The Lagoon Fishing
Fishing is a millennial tradition, handed down from parents to children, particularly for Chioggia. Historically this included the women and girls of the family, active for example in net-making and mending.
Sources from as early as the 6th century AD report the almost exclusive resort to fishing as both food source and economic activity. Among the earliest boats, reputed for their robust and stable build, there were the tartane, developed from the 14th century as sailing and fighting ships, and the sardellere, used almost exclusively in the sardine fishery. In the 19th century the lighter and smaller bragozzo became the vessel of choice, given the lower maintenance and operating costs and so increased profits. With a crew of four instead of eight, there could be more risk in operations but also larger personal shares from the same quantity of catch.

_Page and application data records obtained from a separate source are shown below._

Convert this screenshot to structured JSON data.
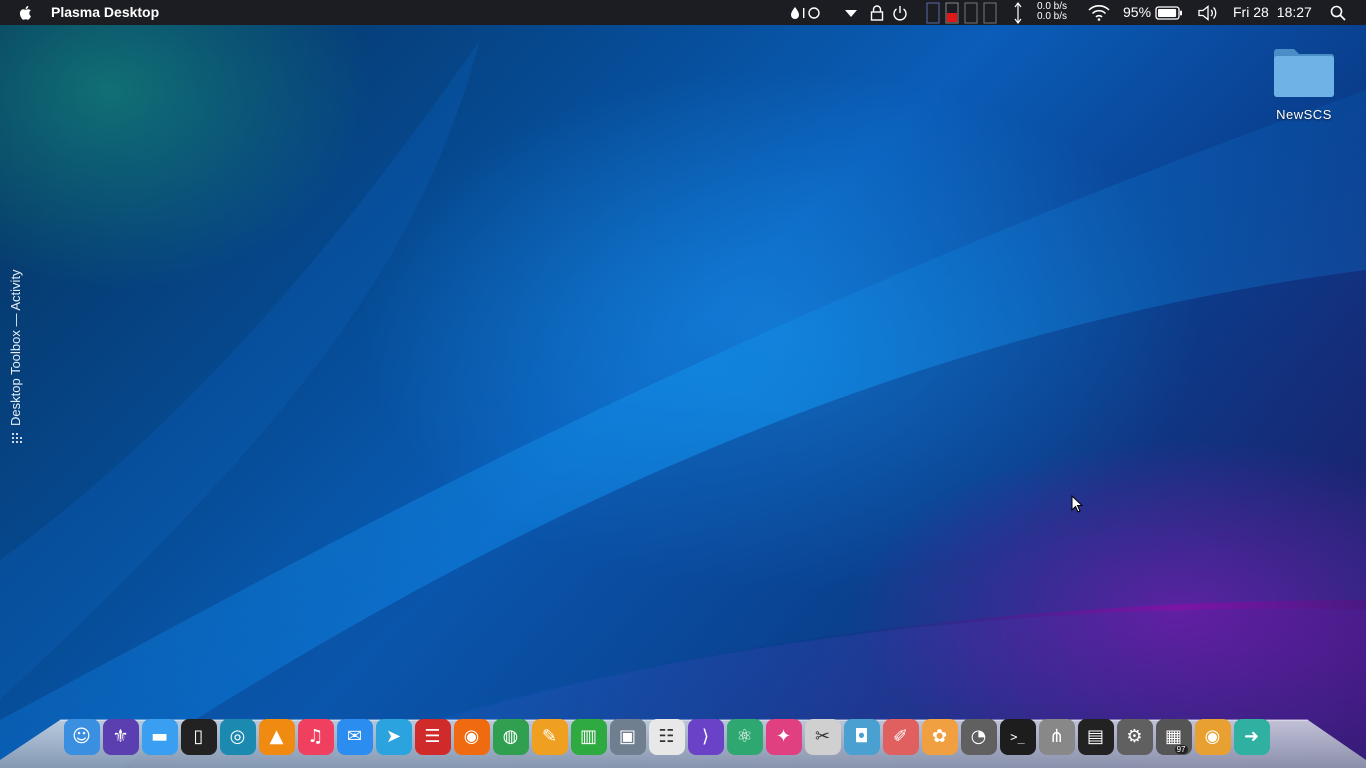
{
  "menubar": {
    "apple_icon": "apple-logo-icon",
    "app_title": "Plasma Desktop",
    "net_up": "0.0 b/s",
    "net_down": "0.0 b/s",
    "battery_percent": "95%",
    "battery_level": 0.95,
    "clock_day": "Fri 28",
    "clock_time": "18:27",
    "background": "#1b1d22"
  },
  "desktop": {
    "folder_label": "NewSCS",
    "toolbox_label": "Desktop Toolbox — Activity",
    "accent": "#0a5db8"
  },
  "dock": {
    "trash_count": "97",
    "items": [
      {
        "name": "finder",
        "icon": "finder-icon",
        "color": "#3b8fe0"
      },
      {
        "name": "krita",
        "icon": "fleur-icon",
        "color": "#5b3fb0"
      },
      {
        "name": "files",
        "icon": "folder-icon",
        "color": "#3a9ff0"
      },
      {
        "name": "kdeconnect",
        "icon": "phone-icon",
        "color": "#222"
      },
      {
        "name": "ktorrent",
        "icon": "torrent-icon",
        "color": "#1c8ab0"
      },
      {
        "name": "vlc",
        "icon": "cone-icon",
        "color": "#f08a10"
      },
      {
        "name": "music",
        "icon": "music-note-icon",
        "color": "#f04060"
      },
      {
        "name": "messenger",
        "icon": "chat-icon",
        "color": "#2c8df0"
      },
      {
        "name": "telegram",
        "icon": "paper-plane-icon",
        "color": "#2aa3df"
      },
      {
        "name": "news",
        "icon": "newspaper-icon",
        "color": "#d02a2a"
      },
      {
        "name": "firefox",
        "icon": "firefox-icon",
        "color": "#f06a10"
      },
      {
        "name": "chrome",
        "icon": "chrome-icon",
        "color": "#30a050"
      },
      {
        "name": "pages",
        "icon": "pencil-icon",
        "color": "#f0a020"
      },
      {
        "name": "numbers",
        "icon": "chart-icon",
        "color": "#2eaa40"
      },
      {
        "name": "preview",
        "icon": "photos-icon",
        "color": "#707f90"
      },
      {
        "name": "textedit",
        "icon": "document-icon",
        "color": "#e8e8e8"
      },
      {
        "name": "vscode",
        "icon": "vscode-icon",
        "color": "#6a42c8"
      },
      {
        "name": "atom",
        "icon": "atom-icon",
        "color": "#2ea870"
      },
      {
        "name": "finalcut",
        "icon": "clapper-icon",
        "color": "#e04080"
      },
      {
        "name": "screenshot",
        "icon": "scissors-icon",
        "color": "#d0d0d0"
      },
      {
        "name": "imagecapture",
        "icon": "camera-icon",
        "color": "#4aa0d0"
      },
      {
        "name": "pixelmator",
        "icon": "brush-icon",
        "color": "#e06060"
      },
      {
        "name": "photos",
        "icon": "flower-icon",
        "color": "#f0a040"
      },
      {
        "name": "diskusage",
        "icon": "gauge-icon",
        "color": "#606060"
      },
      {
        "name": "terminal",
        "icon": "terminal-icon",
        "color": "#1d1d1d"
      },
      {
        "name": "claw",
        "icon": "claw-icon",
        "color": "#888"
      },
      {
        "name": "activitymonitor",
        "icon": "monitor-icon",
        "color": "#222"
      },
      {
        "name": "systemsettings",
        "icon": "gear-icon",
        "color": "#606060"
      },
      {
        "name": "trash",
        "icon": "trash-icon",
        "color": "#555"
      },
      {
        "name": "cantata",
        "icon": "cd-icon",
        "color": "#e8a030"
      },
      {
        "name": "kdeconnect2",
        "icon": "arrow-icon",
        "color": "#2fb0a0"
      }
    ]
  }
}
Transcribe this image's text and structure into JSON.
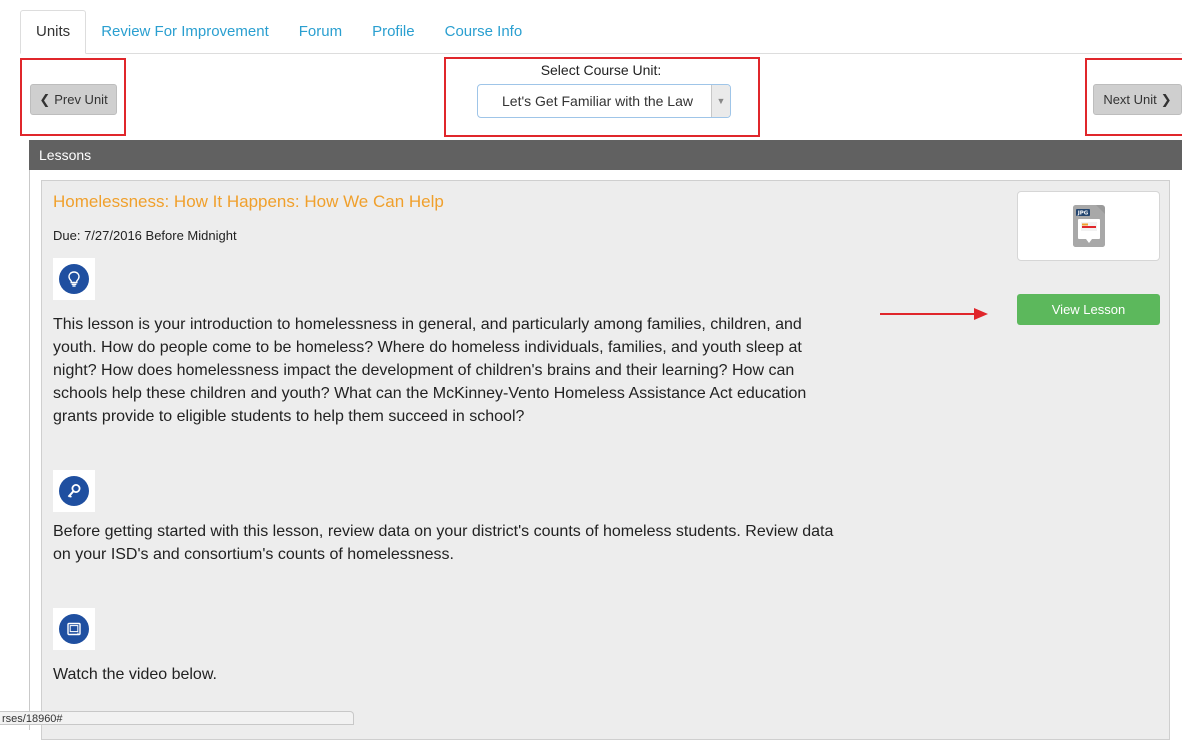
{
  "tabs": [
    {
      "label": "Units",
      "active": true
    },
    {
      "label": "Review For Improvement",
      "active": false
    },
    {
      "label": "Forum",
      "active": false
    },
    {
      "label": "Profile",
      "active": false
    },
    {
      "label": "Course Info",
      "active": false
    }
  ],
  "nav": {
    "prev_label": "Prev Unit",
    "next_label": "Next Unit",
    "select_label": "Select Course Unit:",
    "select_value": "Let's Get Familiar with the Law"
  },
  "lessons": {
    "header": "Lessons",
    "item": {
      "title": "Homelessness: How It Happens: How We Can Help",
      "due": "Due: 7/27/2016 Before Midnight",
      "view_button": "View Lesson",
      "thumbnail_label": "JPG",
      "sections": [
        {
          "icon": "lightbulb-icon",
          "text": "This lesson is your introduction to homelessness in general, and particularly among families, children, and youth. How do people come to be homeless?  Where do homeless individuals, families, and youth sleep at night?  How does homelessness impact the development of children's brains and their learning?  How can schools help these children and youth?  What can the McKinney-Vento Homeless Assistance Act education grants provide to eligible students to help them succeed in school?"
        },
        {
          "icon": "key-icon",
          "text": "Before getting started with this lesson, review data on your district's counts of homeless students. Review data on your ISD's and consortium's counts of homelessness."
        },
        {
          "icon": "video-icon",
          "text": "Watch the video below."
        }
      ]
    }
  },
  "status_bar": {
    "url": "rses/18960#"
  },
  "colors": {
    "accent_orange": "#f0a02c",
    "link_blue": "#2a9fd0",
    "highlight_red": "#e0262b",
    "button_green": "#5cb85c"
  }
}
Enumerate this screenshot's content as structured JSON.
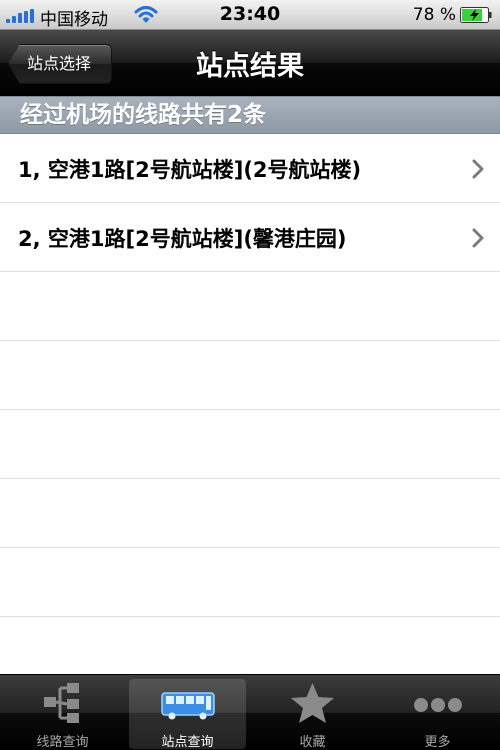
{
  "status_bar": {
    "carrier": "中国移动",
    "time": "23:40",
    "battery": "78 %"
  },
  "nav": {
    "back_label": "站点选择",
    "title": "站点结果"
  },
  "section": {
    "header": "经过机场的线路共有2条"
  },
  "routes": [
    {
      "label": "1, 空港1路[2号航站楼](2号航站楼)"
    },
    {
      "label": "2, 空港1路[2号航站楼](馨港庄园)"
    }
  ],
  "tabs": [
    {
      "label": "线路查询",
      "icon": "route-tree-icon",
      "selected": false
    },
    {
      "label": "站点查询",
      "icon": "bus-icon",
      "selected": true
    },
    {
      "label": "收藏",
      "icon": "star-icon",
      "selected": false
    },
    {
      "label": "更多",
      "icon": "more-dots-icon",
      "selected": false
    }
  ],
  "colors": {
    "signal": "#2a6fd6",
    "battery_fill": "#3cd03c",
    "section_header": "#9aa5b0",
    "bus_icon": "#3a8ee6"
  }
}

In 2021-2022, the Museum of Natural History mounted an unusual exhibition evidencing the essential relationships of man and water characterising Venice and Chioggia since the very earliest days. “Fishing in the Lagoon” featured an exceptional collection of models of fishing boats and equipment made by the artisan Angelo Marella of Chioggia, commissioned in 1881 by Count Alessandro Pericle Ninni, a Venetian naturalist and scholar of folklore, linguistics and ethnography, operating at the behest of the Ministry of Agriculture of the Kingdom of Italy.
The collection, first displayed at the International Exhibition of Fishing in Berlin, then became a valued part of the museum collections, but needed restoration before it could return to recounting the details of fishing by the historic inhabitants of the Venice lagoon.